Search the records below for the word "universe" and show every line where it occurs.

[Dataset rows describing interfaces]
▽
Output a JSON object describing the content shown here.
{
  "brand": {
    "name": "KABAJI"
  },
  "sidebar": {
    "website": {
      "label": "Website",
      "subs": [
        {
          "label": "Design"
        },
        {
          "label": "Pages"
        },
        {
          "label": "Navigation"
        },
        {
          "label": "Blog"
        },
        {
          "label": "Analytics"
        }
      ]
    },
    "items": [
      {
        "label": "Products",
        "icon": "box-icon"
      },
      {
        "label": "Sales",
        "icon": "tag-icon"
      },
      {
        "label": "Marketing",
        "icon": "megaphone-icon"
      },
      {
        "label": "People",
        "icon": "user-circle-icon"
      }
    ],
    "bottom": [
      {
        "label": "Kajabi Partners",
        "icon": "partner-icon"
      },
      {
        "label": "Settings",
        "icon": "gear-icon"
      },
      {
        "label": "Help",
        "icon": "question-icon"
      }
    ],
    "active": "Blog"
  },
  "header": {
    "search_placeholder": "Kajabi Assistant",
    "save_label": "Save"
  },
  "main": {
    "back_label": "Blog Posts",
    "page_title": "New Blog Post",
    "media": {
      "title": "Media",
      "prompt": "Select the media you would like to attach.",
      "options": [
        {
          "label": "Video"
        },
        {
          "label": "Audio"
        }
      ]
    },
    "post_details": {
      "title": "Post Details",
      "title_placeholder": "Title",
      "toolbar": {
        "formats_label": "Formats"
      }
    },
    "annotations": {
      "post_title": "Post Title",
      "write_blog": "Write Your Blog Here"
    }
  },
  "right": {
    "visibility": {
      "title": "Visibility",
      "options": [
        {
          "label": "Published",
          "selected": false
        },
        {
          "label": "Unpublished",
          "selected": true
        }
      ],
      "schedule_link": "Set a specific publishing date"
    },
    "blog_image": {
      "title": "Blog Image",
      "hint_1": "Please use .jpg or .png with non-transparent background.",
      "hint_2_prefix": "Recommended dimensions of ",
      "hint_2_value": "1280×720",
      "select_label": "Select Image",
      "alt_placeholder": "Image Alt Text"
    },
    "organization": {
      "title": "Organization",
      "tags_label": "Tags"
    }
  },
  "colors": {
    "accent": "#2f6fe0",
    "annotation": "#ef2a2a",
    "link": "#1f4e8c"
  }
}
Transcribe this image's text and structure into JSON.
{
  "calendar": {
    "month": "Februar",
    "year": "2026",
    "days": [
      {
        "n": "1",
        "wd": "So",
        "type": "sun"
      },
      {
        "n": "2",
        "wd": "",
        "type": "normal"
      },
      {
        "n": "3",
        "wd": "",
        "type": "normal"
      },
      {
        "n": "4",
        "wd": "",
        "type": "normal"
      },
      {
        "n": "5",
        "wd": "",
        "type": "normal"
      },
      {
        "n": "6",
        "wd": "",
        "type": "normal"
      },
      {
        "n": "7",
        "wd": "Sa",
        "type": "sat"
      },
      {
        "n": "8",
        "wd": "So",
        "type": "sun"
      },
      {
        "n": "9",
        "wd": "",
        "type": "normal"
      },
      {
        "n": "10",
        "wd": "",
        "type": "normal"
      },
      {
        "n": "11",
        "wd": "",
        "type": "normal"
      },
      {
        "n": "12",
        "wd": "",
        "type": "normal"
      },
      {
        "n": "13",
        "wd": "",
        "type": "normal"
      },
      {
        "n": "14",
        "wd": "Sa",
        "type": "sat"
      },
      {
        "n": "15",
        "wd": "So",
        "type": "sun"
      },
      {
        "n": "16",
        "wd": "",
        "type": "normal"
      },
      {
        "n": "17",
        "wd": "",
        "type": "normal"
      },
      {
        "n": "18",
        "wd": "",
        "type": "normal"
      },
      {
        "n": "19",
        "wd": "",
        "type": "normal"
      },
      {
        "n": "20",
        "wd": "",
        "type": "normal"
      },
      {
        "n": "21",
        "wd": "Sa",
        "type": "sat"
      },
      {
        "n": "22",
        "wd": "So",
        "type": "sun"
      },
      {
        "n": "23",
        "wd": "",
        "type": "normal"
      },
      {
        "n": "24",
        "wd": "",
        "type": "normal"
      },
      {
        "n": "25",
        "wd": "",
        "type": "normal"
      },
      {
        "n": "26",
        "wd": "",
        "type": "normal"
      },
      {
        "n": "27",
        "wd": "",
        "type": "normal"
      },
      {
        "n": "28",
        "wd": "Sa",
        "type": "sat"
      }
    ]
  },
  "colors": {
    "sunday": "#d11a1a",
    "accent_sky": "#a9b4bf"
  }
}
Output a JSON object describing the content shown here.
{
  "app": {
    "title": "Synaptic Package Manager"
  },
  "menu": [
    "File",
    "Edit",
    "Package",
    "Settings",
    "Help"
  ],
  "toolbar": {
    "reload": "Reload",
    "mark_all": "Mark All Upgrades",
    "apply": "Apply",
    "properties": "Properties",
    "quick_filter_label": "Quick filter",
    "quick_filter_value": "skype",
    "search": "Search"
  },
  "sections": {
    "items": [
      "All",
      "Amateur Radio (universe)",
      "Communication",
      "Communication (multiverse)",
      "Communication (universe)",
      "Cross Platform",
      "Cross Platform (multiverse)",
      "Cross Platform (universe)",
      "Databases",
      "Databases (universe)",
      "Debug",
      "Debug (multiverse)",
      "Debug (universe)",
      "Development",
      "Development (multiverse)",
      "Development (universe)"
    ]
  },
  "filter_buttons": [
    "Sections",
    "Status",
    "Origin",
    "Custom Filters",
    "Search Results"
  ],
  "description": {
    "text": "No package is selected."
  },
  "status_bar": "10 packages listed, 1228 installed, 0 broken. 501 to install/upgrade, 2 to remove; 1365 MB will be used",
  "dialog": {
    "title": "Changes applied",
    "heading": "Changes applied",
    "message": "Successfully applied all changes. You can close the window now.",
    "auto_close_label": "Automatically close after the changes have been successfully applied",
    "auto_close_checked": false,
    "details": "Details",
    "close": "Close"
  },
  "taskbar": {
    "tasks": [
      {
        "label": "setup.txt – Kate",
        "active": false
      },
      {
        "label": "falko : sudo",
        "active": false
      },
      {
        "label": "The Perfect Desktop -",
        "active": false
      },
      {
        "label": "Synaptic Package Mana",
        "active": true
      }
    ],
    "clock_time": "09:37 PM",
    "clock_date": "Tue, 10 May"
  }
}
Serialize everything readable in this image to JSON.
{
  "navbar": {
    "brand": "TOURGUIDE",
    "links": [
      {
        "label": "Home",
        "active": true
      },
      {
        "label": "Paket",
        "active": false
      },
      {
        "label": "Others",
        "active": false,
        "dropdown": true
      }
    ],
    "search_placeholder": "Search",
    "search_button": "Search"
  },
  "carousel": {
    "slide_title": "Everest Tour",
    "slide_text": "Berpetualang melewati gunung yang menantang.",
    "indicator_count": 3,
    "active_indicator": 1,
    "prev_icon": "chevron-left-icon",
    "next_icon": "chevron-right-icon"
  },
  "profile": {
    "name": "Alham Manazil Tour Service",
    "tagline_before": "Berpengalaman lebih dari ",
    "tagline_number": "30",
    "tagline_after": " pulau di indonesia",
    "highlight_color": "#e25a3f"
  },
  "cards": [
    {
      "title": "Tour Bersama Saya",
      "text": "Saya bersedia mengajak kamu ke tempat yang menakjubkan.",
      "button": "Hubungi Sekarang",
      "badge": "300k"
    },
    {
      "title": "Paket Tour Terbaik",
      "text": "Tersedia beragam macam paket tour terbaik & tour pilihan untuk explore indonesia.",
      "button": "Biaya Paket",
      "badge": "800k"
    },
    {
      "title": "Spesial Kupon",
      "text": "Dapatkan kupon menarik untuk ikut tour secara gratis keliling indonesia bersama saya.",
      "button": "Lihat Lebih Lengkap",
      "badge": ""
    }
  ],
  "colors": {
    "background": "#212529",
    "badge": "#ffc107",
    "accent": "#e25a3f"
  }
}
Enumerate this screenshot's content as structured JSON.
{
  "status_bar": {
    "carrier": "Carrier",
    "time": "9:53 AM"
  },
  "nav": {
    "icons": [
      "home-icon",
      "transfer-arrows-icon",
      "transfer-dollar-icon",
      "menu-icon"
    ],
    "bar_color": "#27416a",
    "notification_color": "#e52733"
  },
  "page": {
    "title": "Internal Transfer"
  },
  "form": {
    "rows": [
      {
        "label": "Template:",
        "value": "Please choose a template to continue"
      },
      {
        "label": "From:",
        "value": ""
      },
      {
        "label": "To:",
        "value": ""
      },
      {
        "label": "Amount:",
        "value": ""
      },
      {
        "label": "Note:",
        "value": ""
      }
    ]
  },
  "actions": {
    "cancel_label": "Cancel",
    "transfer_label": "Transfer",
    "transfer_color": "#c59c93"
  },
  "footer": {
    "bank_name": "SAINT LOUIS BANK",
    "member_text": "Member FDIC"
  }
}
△
▶ _Answer space_
      "Amateur Radio (universe)",
      "Communication (universe)",
      "Cross Platform (universe)",
      "Databases (universe)",
      "Debug (universe)",
      "Development (universe)"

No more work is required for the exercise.